SCHOOL BOARD MEMBERS speaking at a meeting of a joint select committee on the effects of blended learning called for more student counselors, saying the Student Support Services Division (SSSD) was straining while addressing student issues during covid19.
Sanatan Sharma Maha Sabha Education Council Members, TT Arya Pratinidhi Sabha, Presbyterian Primary Schools, Baptists, St Joseph Cluny, ASJA, Anglican and Presbyterian High Schools met with JSC President Senator Paul on Wednesday Richards.
They evaluated the effects of the blended learning system, developed after covid19 hit TT in March 2020.
Presbyterian Primary School Board General Secretary Keeta K Maharaj, in response to a question from Paul Richards, said that although SSSD officers are assigned to schools, they are mainly placed in clusters, so that a a small group of counselors deals with the problems of several schools. .
“Students are facing behavioral issues, there are students with socio-economic difficulties, students who are not supervised, children showing signs of stress and those who simply cannot be taken care of.” , said Maharaj. “The numbers we are given do not work. Some cannot be visited unless you go to the police and say, “We haven’t seen these students. There aren’t a very large number (of missing students) but just one is enough for this sort of thing.
Debra East, acting secretary of the St Joseph Cluny board of directors, said meeting deadlines was the main problem.
“We can say that the SSS has responded well,” East said. “They also set up life skills sessions, workshops and seminars for students.
“Social workers will respond, but sometimes it takes a very long time to meet the student – sometimes it takes a week. By the time they get to the students, there have been other interventions.

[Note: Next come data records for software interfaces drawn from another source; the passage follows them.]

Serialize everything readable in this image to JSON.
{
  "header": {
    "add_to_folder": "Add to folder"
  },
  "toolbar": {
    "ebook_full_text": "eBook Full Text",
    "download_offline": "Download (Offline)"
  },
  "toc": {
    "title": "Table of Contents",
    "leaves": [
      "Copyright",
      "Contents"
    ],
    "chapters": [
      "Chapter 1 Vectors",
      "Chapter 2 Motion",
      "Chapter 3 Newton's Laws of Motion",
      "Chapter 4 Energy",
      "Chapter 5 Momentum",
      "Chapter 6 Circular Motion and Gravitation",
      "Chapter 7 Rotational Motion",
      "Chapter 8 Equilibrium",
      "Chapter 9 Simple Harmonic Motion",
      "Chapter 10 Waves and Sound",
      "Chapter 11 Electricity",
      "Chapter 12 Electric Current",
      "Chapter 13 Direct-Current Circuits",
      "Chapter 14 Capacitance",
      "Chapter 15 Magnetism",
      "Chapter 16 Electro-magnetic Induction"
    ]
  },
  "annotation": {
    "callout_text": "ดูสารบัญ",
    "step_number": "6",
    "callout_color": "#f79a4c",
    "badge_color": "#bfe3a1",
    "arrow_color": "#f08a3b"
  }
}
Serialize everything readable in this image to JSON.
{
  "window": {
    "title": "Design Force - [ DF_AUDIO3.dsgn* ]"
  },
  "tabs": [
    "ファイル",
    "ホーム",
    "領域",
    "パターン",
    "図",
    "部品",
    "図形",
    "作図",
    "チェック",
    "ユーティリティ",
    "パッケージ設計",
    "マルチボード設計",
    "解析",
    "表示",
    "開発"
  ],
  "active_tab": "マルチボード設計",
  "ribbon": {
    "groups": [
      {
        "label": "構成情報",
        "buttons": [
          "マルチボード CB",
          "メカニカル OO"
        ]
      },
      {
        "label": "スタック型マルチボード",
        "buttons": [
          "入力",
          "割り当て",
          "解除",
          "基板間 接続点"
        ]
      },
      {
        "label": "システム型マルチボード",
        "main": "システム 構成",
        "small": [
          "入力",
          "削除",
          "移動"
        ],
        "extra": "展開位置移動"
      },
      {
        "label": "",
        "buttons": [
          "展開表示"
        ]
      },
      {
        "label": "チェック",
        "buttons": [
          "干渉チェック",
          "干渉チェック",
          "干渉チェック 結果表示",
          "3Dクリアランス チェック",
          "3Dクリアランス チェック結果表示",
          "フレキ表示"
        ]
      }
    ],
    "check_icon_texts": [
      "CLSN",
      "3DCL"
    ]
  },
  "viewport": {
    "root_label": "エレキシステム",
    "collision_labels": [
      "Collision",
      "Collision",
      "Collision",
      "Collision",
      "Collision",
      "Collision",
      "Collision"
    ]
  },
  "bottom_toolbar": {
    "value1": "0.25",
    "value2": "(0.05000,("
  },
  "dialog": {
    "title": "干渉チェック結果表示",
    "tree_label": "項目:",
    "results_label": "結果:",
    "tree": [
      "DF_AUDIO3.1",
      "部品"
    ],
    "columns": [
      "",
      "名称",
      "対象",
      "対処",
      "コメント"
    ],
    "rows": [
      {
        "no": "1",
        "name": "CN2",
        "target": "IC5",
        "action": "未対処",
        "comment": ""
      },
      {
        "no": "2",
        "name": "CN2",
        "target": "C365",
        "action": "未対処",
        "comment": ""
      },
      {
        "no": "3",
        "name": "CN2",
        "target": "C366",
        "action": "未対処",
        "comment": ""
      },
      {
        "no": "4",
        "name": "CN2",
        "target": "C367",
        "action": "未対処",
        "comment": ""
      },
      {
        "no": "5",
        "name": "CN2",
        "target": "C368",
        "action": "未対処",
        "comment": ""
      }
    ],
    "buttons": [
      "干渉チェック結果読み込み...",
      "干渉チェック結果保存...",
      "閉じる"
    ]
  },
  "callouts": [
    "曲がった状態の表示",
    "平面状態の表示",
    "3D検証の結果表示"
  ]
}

Teaching council officials have suggested either there should be more councilors or the SSSD handful should run fewer schools.
The challenges of the SSSD were not the only issue raised by the boards. They also called for filling middle management positions, better investment in practical work and assessment modules, and better management of educational kits for children who do not have access to online courses. Access to devices and connectivity continue to be a barrier to online courses.
Richards, sharing statistics from the Department of Education, said that between March and December of last year, only 35.3 percent of high school students and 34.1 percent of elementary school students had an internet connection. reliable, and only 35.3 percent of high school students, and 33.4 percent of elementary school students had access to devices. Richards added that 39,861 elementary school students, 6,909 high school students and 2,109 ECCE students were unable to attend or access online classes.
Those numbers have since changed, officials said, and between 70 and 90 percent of students now have access to the devices.
School board representatives said government support in this regard was weak, with some schools receiving up to four devices for students, while others, such as SDMS schools, received none.
But support from the private sector as well as alumni and other stakeholders has been able to fill the gaps somewhat.